Emotions and the Job Search
If you can keep your emotions in check, you will find that you will be so much better off as you go through the job search.
This is the 6th post in the Negotiator Job Search series.
Note: This post was originally published in July of 2015 and was updated in March of 2020.
In Jim Camp’s book, Start with NO…The Negotiating Tools that the Pros Don’t Want You to Know, he writes:
In my system, “blank slate” is a verb. As negotiators, we actively blank slate in order to create a blank slate in our own minds, which then sits ready and waiting to receive any new information, new attitudes, new emotions, or new anything that our adversary wittingly or unwittingly beams our way. It is through blank slating that we learn what’s really going on in this negotiation— what’s really holding things up, what the adversary really needs.
Maintaining a blank slate or keeping your emotions in check is key in the job search.
Managing Positive Emotions
During an interview, a client of mine was told, “We needed you in this job yesterday!”
It would have been easy for her to think she basically had this job! She could have let down her guard and not listened with the same level of attention. She could have stopped asking probing questions. Instead, she said thank you and moved on to the next question.
Similarly, we have all walked out of an interview feeling amazing because we felt we did a great job. There is no question in our minds that we nailed it and the next contact will be the hiring manager with a job offer. Then there is silence and finally, that deadly email that says the company decided to pursue other candidates.
You have to remember to not get caught up in your positive euphoria. You need to stay focused and not let your positive emotions get you to lose sight of the goal. Remember your Mission and Purpose of the job search.
If we can control our emotions and keep from getting too high, we can also prevent our emotions from getting us too down when we face rejection.
Managing Negative Emotions
Many of you have encountered a situation wherein the recruiter calls you and starts to discuss money very early on. They throw out a lowball number, and you think:
Oh crap! I can’t work for that amount of money. What the heck should I do now?
It would be easy to lose your excitement for the position.
In late 2007, I was called by a recruiter from a sexy startup. They had a newly created training position and wanted to know if I was interested. We got into a discussion of compensation, and I asked her what she had budgeted for the position. She gave me a very low number.
At this point, I could have easily said I was not interested. Instead, I responded that they will not get anyone with any real experience at that price. They really needed someone with a fair amount of experience for this position. She asked me about my current salary. My current salary was not relevant because I was working for a non-profit.
I gave her an approximate number of what I made when I left the high tech sector four years earlier (which was double what she had budgeted!).
She asked me if I was still interested.
I told her we should keep talking.
I could have easily become negative, and it would have come out in our conversation. Instead, I maintained a blank slate. They eventually made me an offer that was close to my previous compensation.
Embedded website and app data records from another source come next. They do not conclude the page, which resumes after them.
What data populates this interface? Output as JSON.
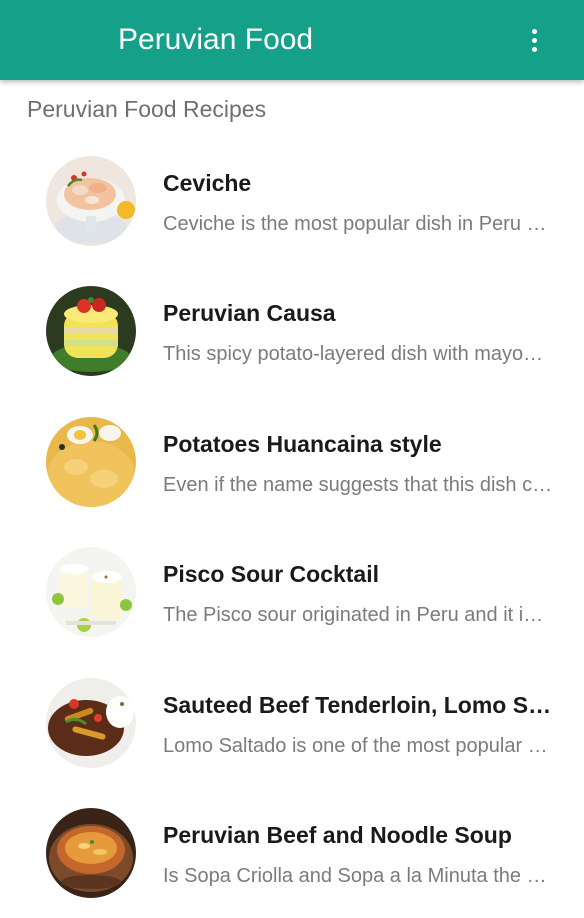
{
  "appbar": {
    "title": "Peruvian Food",
    "color": "#15a08a",
    "menu_icon": "more-vert-icon"
  },
  "section_header": "Peruvian Food Recipes",
  "recipes": [
    {
      "title": "Ceviche",
      "description": "Ceviche is the most popular dish in Peru and it is prepared with fresh fish",
      "image": "ceviche-thumbnail"
    },
    {
      "title": "Peruvian Causa",
      "description": "This spicy potato-layered dish with mayonnaise and chicken",
      "image": "causa-thumbnail"
    },
    {
      "title": "Potatoes Huancaina style",
      "description": "Even if the name suggests that this dish comes from Huancayo",
      "image": "huancaina-thumbnail"
    },
    {
      "title": "Pisco Sour Cocktail",
      "description": "The Pisco sour originated in Peru and it is the national drink",
      "image": "pisco-sour-thumbnail"
    },
    {
      "title": "Sauteed Beef Tenderloin, Lomo Saltado",
      "description": "Lomo Saltado is one of the most popular Peruvian dishes",
      "image": "lomo-saltado-thumbnail"
    },
    {
      "title": "Peruvian Beef and Noodle Soup",
      "description": "Is Sopa Criolla and Sopa a la Minuta the same soup",
      "image": "sopa-criolla-thumbnail"
    }
  ]
}
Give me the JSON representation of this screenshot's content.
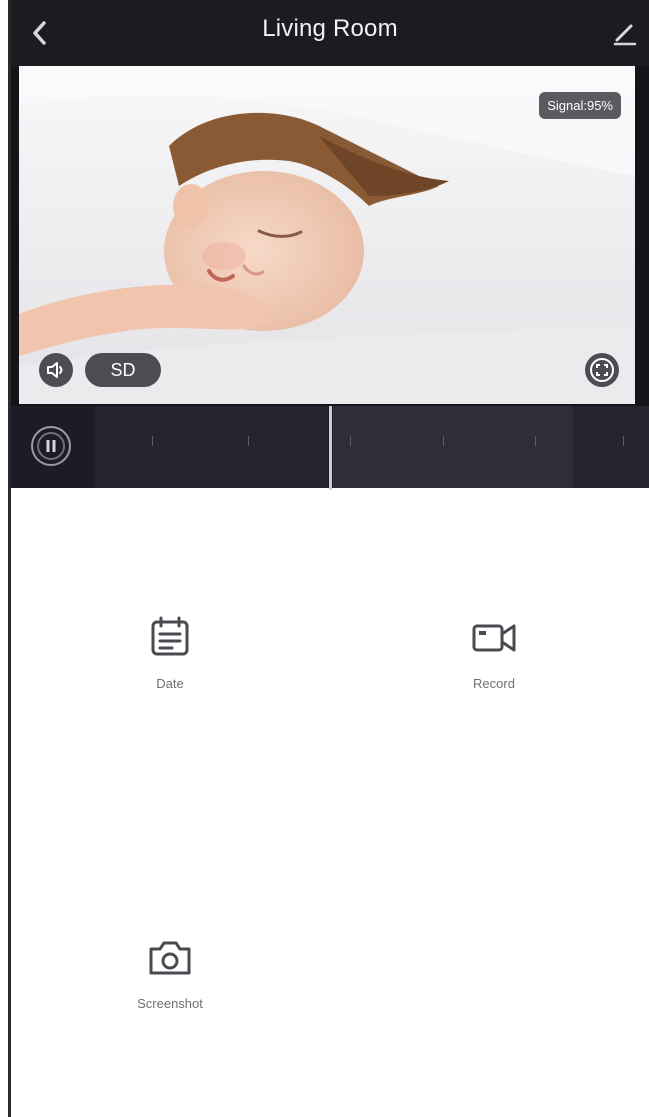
{
  "header": {
    "title": "Living Room",
    "back_icon": "chevron-left-icon",
    "edit_icon": "pencil-icon"
  },
  "video": {
    "signal_label": "Signal:95%",
    "quality_label": "SD",
    "audio_icon": "speaker-icon",
    "fullscreen_icon": "fullscreen-icon"
  },
  "timeline": {
    "play_icon": "pause-icon",
    "labels": [
      "",
      "",
      "",
      "",
      "",
      ""
    ]
  },
  "controls": {
    "date_label": "Date",
    "record_label": "Record",
    "screenshot_label": "Screenshot"
  },
  "colors": {
    "header_bg": "#1b1b22",
    "timeline_bg": "#1c1d24",
    "button_bg": "#4c4c52"
  }
}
Maintaining a Blank Slate and Taking Action
My wife and I are now living in Ajijic, Mexico and I am celebrating my 2nd anniversary as a digital nomad.
One Saturday morning we planned to drive into Guadalajara to a shop at Andares Mall so my wife could buy some new shoes. At the very beginning of our trip, I made an illegal left turn at a very confusing intersection. As a result, I was pulled over by a police officer who was famous for extracting bribes. The conversation stayed very friendly as he asked me for all of my paperwork. That is when things changed.
I did not have all of my paperwork for the US plated vehicle I was driving. He told me he was going to impound the vehicle and would I please follow him to the police station. I stayed very calm and said “NO” very politely. I then called my lawyer, an American citizen practicing law in Mexico. He spoke with the police officer and when the officer returned my phone, my lawyer instructed me in what to do. To spare you the details, 10 minutes later I was driving home to simply retrieve the rest of my paperwork and then headed on to Guadalajara.
Taking Action Assisted in Maintaining a Blank Slate
I maintained a blank slate the whole time. I was able to do that because I took action and did not sit with my emotions. My action was to immediately seek help from a trusted advisor. I screwed up in multiple ways that day but I was able to keep my emotions in check, seek help, exit the situation and more importantly learn some valuable lessons.
Have you been able to maintain a blank slate and control your emotions?
Can you tell us about your experiences?Marc Miller